(Data records for software interfaces)
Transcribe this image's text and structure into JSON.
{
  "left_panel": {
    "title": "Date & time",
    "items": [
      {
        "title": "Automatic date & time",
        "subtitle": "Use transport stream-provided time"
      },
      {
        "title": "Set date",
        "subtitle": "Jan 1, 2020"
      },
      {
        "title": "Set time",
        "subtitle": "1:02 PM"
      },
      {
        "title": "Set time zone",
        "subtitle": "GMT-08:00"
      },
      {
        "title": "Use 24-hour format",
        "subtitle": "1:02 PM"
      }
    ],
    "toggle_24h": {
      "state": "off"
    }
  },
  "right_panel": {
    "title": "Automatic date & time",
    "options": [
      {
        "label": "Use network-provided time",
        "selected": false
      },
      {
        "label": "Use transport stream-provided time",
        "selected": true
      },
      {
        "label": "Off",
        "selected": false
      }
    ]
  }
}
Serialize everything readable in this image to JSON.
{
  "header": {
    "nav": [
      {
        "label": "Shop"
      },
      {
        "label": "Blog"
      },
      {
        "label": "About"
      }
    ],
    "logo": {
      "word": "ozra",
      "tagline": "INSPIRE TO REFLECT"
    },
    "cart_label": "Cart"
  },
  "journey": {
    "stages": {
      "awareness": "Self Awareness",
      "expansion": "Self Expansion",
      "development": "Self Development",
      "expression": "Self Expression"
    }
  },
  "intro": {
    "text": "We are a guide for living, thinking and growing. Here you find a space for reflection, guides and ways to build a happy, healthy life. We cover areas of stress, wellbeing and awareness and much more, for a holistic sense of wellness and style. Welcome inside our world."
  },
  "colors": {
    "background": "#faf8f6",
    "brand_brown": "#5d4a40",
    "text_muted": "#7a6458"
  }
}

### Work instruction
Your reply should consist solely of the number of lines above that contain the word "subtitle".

### Response area
5